As increasing numbers of U.S. states have legalized both medical and adult-use cannabis, another set of Schedule 1 controlled substances – psychedelics – has begun to emerge from the shadows. Psychedelics such as psilocybin, lysergic acid diethylamide (LSD), mescaline, and ayahuasca were designated along with cannabis as Schedule I controlled substances under the Controlled Substances Act of 1970. Recently, several U.S. cities, including Denver, Colorado and Oakland, California, have decriminalized possession of psilocybin-containing mushrooms and plants having psychedelic properties. In February 2020, the Washington D.C. Board of Elections voted to advance an initiative to decriminalize possession of plants and fungi containing psilocybin and other psychedelic agents.

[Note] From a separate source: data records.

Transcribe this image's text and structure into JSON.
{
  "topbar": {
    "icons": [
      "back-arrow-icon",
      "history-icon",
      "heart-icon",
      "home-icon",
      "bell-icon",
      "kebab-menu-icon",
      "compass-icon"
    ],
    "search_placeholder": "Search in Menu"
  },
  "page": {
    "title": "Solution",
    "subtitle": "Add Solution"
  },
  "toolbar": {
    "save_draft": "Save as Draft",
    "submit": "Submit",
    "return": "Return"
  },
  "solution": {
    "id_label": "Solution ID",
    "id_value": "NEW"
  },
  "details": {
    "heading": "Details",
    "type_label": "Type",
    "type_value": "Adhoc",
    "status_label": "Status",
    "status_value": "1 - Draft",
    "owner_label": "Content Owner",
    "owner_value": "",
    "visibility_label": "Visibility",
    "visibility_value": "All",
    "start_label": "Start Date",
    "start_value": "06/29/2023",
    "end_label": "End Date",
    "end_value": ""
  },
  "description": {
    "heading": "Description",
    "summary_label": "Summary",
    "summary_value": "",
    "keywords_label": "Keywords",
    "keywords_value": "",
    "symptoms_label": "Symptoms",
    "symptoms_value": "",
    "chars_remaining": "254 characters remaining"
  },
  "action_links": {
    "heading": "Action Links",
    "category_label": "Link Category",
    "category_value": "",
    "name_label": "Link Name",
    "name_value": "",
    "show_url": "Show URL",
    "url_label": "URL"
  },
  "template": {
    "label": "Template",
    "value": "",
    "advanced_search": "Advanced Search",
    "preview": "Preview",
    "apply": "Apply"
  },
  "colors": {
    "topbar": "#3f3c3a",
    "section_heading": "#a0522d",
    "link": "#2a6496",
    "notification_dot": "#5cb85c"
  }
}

As was the case for cannabis, biomedical research into psychedelics ground nearly to a halt following the Schedule 1 designation. But, over the past 10 to 15 years, researchers at both universities and in the private sector have turned back to both cannabis and psychedelics as possible therapies for disorders that are intractable to standard pharmaceutical treatments. In 2019, FDA approved esketamine, a compound from a family of compounds known to have hallucinogenic effects, for treatment-resistant depression. As has been the case for cannabis, the renewed interest in psychedelics has brought with it an increase in patenting activity. Even though legalization of psychedelics has lagged behind that of cannabis, legal wrangling over patents covering psychedelics has not, as demonstrated by recent developments in the area of psilocybin-based therapeutics.
Psilocybin is a tryptamine alkaloid found in a number of fungal species, also known as “magic mushrooms.” The psychoactive and hallucinogenic properties of such fungi have been a part of traditional religious rituals of indigenous cultures in Central and South America for centuries. In the 1950s, scientists at Sandoz Ltd., isolated psilocybin from fungi. The first US patents covering psilocybin issued to Sandoz Ltd. in 1965: U.S. Patent No. 3,183,172, “Obtaining Psilocybin and Psilocin from Fungal Material” and U.S. Patent No. 3,192,111, “Method of Inducing Therapeutic Tranquilization with Psilocybin and Psilocin.” Continue reading Patent protection of psychedelic therapeutics: a page from the cannabis playbook?